What to produce: All lines of the following material must be written out exactly as they appear.

Material shown:
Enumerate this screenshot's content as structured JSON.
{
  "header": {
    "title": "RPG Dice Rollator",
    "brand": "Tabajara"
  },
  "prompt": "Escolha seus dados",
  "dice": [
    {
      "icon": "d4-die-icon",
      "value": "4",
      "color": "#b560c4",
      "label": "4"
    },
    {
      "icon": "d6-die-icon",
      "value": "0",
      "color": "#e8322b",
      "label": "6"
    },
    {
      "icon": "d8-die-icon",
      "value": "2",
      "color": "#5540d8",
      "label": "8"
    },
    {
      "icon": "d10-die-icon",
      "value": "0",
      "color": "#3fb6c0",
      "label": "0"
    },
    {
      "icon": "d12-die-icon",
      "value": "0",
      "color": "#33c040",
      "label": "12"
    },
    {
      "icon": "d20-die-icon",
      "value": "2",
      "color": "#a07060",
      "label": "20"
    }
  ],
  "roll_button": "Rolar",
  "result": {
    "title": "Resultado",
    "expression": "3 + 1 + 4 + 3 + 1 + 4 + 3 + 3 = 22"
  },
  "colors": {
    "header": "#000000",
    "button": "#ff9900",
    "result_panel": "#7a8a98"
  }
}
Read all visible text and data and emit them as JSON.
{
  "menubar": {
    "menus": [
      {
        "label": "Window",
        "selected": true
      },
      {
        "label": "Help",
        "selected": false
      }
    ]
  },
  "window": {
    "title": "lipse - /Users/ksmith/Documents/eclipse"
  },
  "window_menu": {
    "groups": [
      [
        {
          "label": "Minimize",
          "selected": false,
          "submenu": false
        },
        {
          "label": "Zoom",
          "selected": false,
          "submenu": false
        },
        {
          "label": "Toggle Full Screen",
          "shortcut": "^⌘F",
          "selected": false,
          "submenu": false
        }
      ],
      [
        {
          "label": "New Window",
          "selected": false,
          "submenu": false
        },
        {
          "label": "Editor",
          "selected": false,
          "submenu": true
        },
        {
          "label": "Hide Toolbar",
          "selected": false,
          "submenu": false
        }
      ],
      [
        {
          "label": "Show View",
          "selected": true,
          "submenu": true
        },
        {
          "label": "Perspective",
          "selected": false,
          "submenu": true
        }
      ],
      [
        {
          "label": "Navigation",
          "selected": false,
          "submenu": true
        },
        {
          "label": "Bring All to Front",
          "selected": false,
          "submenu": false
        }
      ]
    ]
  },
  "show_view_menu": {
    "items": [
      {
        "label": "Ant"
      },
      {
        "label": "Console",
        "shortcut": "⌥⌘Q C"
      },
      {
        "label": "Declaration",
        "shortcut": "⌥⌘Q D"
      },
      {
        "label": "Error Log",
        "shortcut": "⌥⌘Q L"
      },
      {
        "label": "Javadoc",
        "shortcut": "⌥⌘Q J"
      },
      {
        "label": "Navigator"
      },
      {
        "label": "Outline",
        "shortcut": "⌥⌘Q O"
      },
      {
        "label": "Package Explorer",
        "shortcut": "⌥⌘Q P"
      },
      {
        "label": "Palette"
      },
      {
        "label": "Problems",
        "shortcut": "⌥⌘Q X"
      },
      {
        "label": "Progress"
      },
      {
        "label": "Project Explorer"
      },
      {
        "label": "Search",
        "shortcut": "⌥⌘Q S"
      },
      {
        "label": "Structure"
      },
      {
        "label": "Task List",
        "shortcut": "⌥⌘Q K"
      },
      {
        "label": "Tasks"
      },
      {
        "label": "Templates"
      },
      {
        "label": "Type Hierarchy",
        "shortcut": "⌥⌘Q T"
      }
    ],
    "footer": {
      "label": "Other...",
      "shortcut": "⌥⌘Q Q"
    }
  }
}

Result for this task:
Enumerate this screenshot's content as structured JSON.
{
  "header": {
    "title": "RPG Dice Rollator",
    "brand": "Tabajara"
  },
  "prompt": "Escolha seus dados",
  "dice": [
    {
      "icon": "d4-die-icon",
      "value": "4",
      "color": "#b560c4",
      "label": "4"
    },
    {
      "icon": "d6-die-icon",
      "value": "0",
      "color": "#e8322b",
      "label": "6"
    },
    {
      "icon": "d8-die-icon",
      "value": "2",
      "color": "#5540d8",
      "label": "8"
    },
    {
      "icon": "d10-die-icon",
      "value": "0",
      "color": "#3fb6c0",
      "label": "0"
    },
    {
      "icon": "d12-die-icon",
      "value": "0",
      "color": "#33c040",
      "label": "12"
    },
    {
      "icon": "d20-die-icon",
      "value": "2",
      "color": "#a07060",
      "label": "20"
    }
  ],
  "roll_button": "Rolar",
  "result": {
    "title": "Resultado",
    "expression": "3 + 1 + 4 + 3 + 1 + 4 + 3 + 3 = 22"
  },
  "colors": {
    "header": "#000000",
    "button": "#ff9900",
    "result_panel": "#7a8a98"
  }
}
Read all visible text and data and emit them as JSON.
{
  "menubar": {
    "menus": [
      {
        "label": "Window",
        "selected": true
      },
      {
        "label": "Help",
        "selected": false
      }
    ]
  },
  "window": {
    "title": "lipse - /Users/ksmith/Documents/eclipse"
  },
  "window_menu": {
    "groups": [
      [
        {
          "label": "Minimize",
          "selected": false,
          "submenu": false
        },
        {
          "label": "Zoom",
          "selected": false,
          "submenu": false
        },
        {
          "label": "Toggle Full Screen",
          "shortcut": "^⌘F",
          "selected": false,
          "submenu": false
        }
      ],
      [
        {
          "label": "New Window",
          "selected": false,
          "submenu": false
        },
        {
          "label": "Editor",
          "selected": false,
          "submenu": true
        },
        {
          "label": "Hide Toolbar",
          "selected": false,
          "submenu": false
        }
      ],
      [
        {
          "label": "Show View",
          "selected": true,
          "submenu": true
        },
        {
          "label": "Perspective",
          "selected": false,
          "submenu": true
        }
      ],
      [
        {
          "label": "Navigation",
          "selected": false,
          "submenu": true
        },
        {
          "label": "Bring All to Front",
          "selected": false,
          "submenu": false
        }
      ]
    ]
  },
  "show_view_menu": {
    "items": [
      {
        "label": "Ant"
      },
      {
        "label": "Console",
        "shortcut": "⌥⌘Q C"
      },
      {
        "label": "Declaration",
        "shortcut": "⌥⌘Q D"
      },
      {
        "label": "Error Log",
        "shortcut": "⌥⌘Q L"
      },
      {
        "label": "Javadoc",
        "shortcut": "⌥⌘Q J"
      },
      {
        "label": "Navigator"
      },
      {
        "label": "Outline",
        "shortcut": "⌥⌘Q O"
      },
      {
        "label": "Package Explorer",
        "shortcut": "⌥⌘Q P"
      },
      {
        "label": "Palette"
      },
      {
        "label": "Problems",
        "shortcut": "⌥⌘Q X"
      },
      {
        "label": "Progress"
      },
      {
        "label": "Project Explorer"
      },
      {
        "label": "Search",
        "shortcut": "⌥⌘Q S"
      },
      {
        "label": "Structure"
      },
      {
        "label": "Task List",
        "shortcut": "⌥⌘Q K"
      },
      {
        "label": "Tasks"
      },
      {
        "label": "Templates"
      },
      {
        "label": "Type Hierarchy",
        "shortcut": "⌥⌘Q T"
      }
    ],
    "footer": {
      "label": "Other...",
      "shortcut": "⌥⌘Q Q"
    }
  }
}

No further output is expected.